“If dandelions were hard to grow, they would be most welcome on any lawn.” –Andrew V. Mason

Weeds? I guess so.

9 thoughts on “Recipe #20: Dandelion Saison (Batch #2014.10)

  1. I remember reading somewhere about a dandelion wine. I can’t recall the exact amount of flowers they used, but it was definitely in the pounds region. I remember them commenting it took two of them all day in a large field. Granted, the wine was essentially sugar, water, and dandelions, so you might not need so many, but I suppose it at least gives you an idea of magnitude. I wonder if you might try dry-dandelioning? Dunno about contamination issues at that point though…
    – Dennis, Life Fermented Blog

    1. Yeah, dandelion wine is pounds per gallon. I think I might try for 2-5 pounds next year…even though that will require a lot of harvesting. Still a good beer.

      1. I wonder if you wouldn’t be better off using a wit or kolsch as a base? Might be too delicate to come through like you would want in any reasonable quantity in a saison. Or maybe the brett is metabolizing some of the flavor compounds?

  2. Have you tried making a dandelion tea and then blending with a small quantity of beer to figure out the ratio you’d like? I was also thinking perhaps the boil was not the time to be adding them – I thought flowers were more commonly added as a “dry hop” or as a tea.

    1. Good suggestions. I was afraid of “dry hopping” with dandelions, I figured they are covered in a lot of bacteria and other things but maybe they should be added at flameout. Both last year and this year are good beers and you can taste them but they just aren’t as strong tasting as I hoped.

Leave a Reply

Fill in your details below or click an icon to log in:

WordPress.com Logo

You are commenting using your WordPress.com account. Log Out /  Change )

Twitter picture

You are commenting using your Twitter account.
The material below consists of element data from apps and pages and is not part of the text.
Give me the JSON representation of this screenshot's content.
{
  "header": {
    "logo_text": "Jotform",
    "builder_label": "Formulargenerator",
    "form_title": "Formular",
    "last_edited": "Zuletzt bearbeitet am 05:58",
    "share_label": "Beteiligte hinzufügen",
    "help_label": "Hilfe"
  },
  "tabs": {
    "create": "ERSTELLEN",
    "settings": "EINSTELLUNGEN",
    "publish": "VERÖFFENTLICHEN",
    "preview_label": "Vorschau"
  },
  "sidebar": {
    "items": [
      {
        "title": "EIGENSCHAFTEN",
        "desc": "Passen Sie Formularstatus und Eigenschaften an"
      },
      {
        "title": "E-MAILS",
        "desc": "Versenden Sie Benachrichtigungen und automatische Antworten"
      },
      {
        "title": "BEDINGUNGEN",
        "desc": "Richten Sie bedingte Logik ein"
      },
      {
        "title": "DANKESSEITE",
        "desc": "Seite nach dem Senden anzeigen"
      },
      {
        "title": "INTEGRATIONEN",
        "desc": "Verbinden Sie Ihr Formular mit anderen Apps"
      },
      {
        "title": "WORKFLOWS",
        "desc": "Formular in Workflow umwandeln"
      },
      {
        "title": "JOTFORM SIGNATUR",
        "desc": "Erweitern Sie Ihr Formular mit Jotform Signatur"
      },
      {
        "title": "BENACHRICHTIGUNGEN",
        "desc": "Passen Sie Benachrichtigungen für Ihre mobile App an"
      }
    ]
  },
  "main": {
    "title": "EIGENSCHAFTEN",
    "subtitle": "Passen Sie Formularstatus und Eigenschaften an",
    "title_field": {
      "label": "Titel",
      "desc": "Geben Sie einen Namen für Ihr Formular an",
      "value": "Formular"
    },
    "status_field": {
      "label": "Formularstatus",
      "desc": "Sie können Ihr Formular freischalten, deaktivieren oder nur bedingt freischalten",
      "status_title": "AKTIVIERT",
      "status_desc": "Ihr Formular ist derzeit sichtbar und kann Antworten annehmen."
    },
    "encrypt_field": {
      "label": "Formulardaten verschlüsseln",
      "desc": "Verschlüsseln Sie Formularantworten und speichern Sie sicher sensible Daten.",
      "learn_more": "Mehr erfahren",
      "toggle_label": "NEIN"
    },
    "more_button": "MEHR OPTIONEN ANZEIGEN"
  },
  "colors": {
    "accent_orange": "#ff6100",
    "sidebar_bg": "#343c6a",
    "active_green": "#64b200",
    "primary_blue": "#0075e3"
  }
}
Log Out /  Change )

Facebook photo

You are commenting using your Facebook account. Log Out /  Change )

Connecting to %s